Uber President Jeff Jones is leaving the company after just six months in his position due to differences in "beliefs and approach to leadership." His departure comes at the same time the company is facing internal allegations of sexual assault.
"I joined Uber because of its mission, and the challenge to build global capabilities that would help the company mature and thrive long term," Jones said in a statement. "It is now clear, however, that the beliefs and approach to leadership that have guided my career are inconsistent with what I saw and experienced at Uber, and I can no longer continue as president of the ride sharing business."
In a note to his staff obtained by Recode, Uber CEO Travis Kalanick attributed Jones' departure to the recent announcement that the company was seeking a Chief Operating Officer.
"After we announced our intention to hire a COO, Jeff came to the tough decision that he doesn't see his future at Uber," Kalanick wrote. "It is unfortunate that this was announced through the press but I thought it was important to send all of you an email before providing comment publicly."
However, Uber has recently been plagued by numerous controversies, as well as other executives exiting the company.
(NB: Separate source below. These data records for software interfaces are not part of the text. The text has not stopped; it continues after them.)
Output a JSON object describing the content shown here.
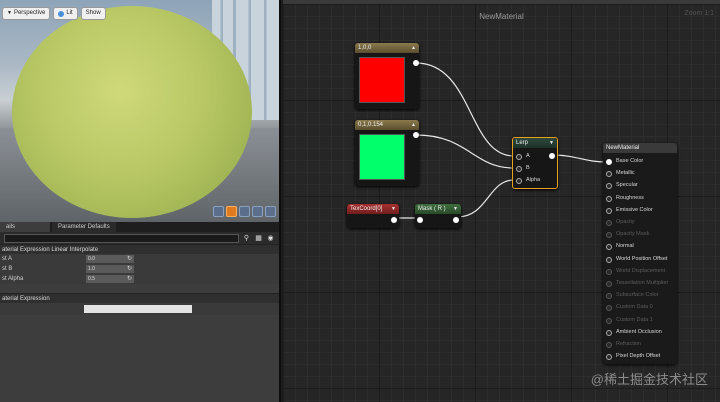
{
  "viewport": {
    "toolbar": {
      "perspective": "Perspective",
      "lit": "Lit",
      "show": "Show"
    }
  },
  "details": {
    "tabs": [
      "ails",
      "Parameter Defaults"
    ],
    "section_lerp": "aterial Expression Linear Interpolate",
    "props": [
      {
        "label": "st A",
        "value": "0.0"
      },
      {
        "label": "st B",
        "value": "1.0"
      },
      {
        "label": "st Alpha",
        "value": "0.5"
      }
    ],
    "section_expr": "aterial Expression"
  },
  "graph": {
    "title": "NewMaterial",
    "zoom": "Zoom 1:1",
    "const_red": {
      "title": "1,0,0",
      "color": "#ff0000"
    },
    "const_green": {
      "title": "0,1,0.154",
      "color": "#00ff6a"
    },
    "texcoord": {
      "title": "TexCoord[0]"
    },
    "mask": {
      "title": "Mask ( R )"
    },
    "lerp": {
      "title": "Lerp",
      "inputs": [
        "A",
        "B",
        "Alpha"
      ]
    },
    "result": {
      "title": "NewMaterial",
      "pins": [
        {
          "label": "Base Color",
          "enabled": true
        },
        {
          "label": "Metallic",
          "enabled": true
        },
        {
          "label": "Specular",
          "enabled": true
        },
        {
          "label": "Roughness",
          "enabled": true
        },
        {
          "label": "Emissive Color",
          "enabled": true
        },
        {
          "label": "Opacity",
          "enabled": false
        },
        {
          "label": "Opacity Mask",
          "enabled": false
        },
        {
          "label": "Normal",
          "enabled": true
        },
        {
          "label": "World Position Offset",
          "enabled": true
        },
        {
          "label": "World Displacement",
          "enabled": false
        },
        {
          "label": "Tessellation Multiplier",
          "enabled": false
        },
        {
          "label": "Subsurface Color",
          "enabled": false
        },
        {
          "label": "Custom Data 0",
          "enabled": false
        },
        {
          "label": "Custom Data 1",
          "enabled": false
        },
        {
          "label": "Ambient Occlusion",
          "enabled": true
        },
        {
          "label": "Refraction",
          "enabled": false
        },
        {
          "label": "Pixel Depth Offset",
          "enabled": true
        }
      ]
    }
  },
  "watermark": "@稀土掘金技术社区"
}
Amit Singhal, former SVP of engineering, was asked to step down in February after it was discovered that he did not report a sexual harassment allegation made against him while he was working at Google. An internal investigation into the claim found it to be "credible," Recode reported.
Earlier this month, Ed Baker, the company's vice president of product and growth, announced his resignation. Possibly "questionable behavior" on Baker's part came to light when Uber board member Ariana Huffington received an email claiming Baker engaged sexually with another employee.
Last month Susan J. Fowler, a former Uber site reliability engineer, revealed in a blog post that her manager sexually harassed her when she worked at the company.
According to Fowler, when she reported the offense to human resources officials and management, they declined to punish the alleged offender because he "was a high performer" and this was his "first offense." After speaking with other female employees, though, she realized that both HR and management had been lying about this being the manager's "first offense."
Fowler's post put a spotlight on Uber's diversity issues and the tech industry's male-dominated culture. Uber's own board of directors has just one woman — and had no women for seven years.
DiversityInc Top 50 survey data found a correlation between women representation on boards and diversity-management performance. The DiversityInc Top 50, on average, has 34 percent more women on its boards than all other participating companies.
Uber also received criticism during protests of President Donald Trump's Muslim ban. The company lifted surcharges for passengers traveling to New York's JFK Airport, a decision people saw as supporting and profiting off of the ban. The decision led to the trending topic #DeleteUber. About 200,000 people reportedly deleted the Uber app in response.
In January Rev. Jesse Jackson, president and founder of The Rainbow PUSH Coalition, wrote a letter to Kalanick urging him to report the company's diversity data by February 15. Unlike many big-name tech companies, Uber has not released data on the racial and gender makeup of its workforce.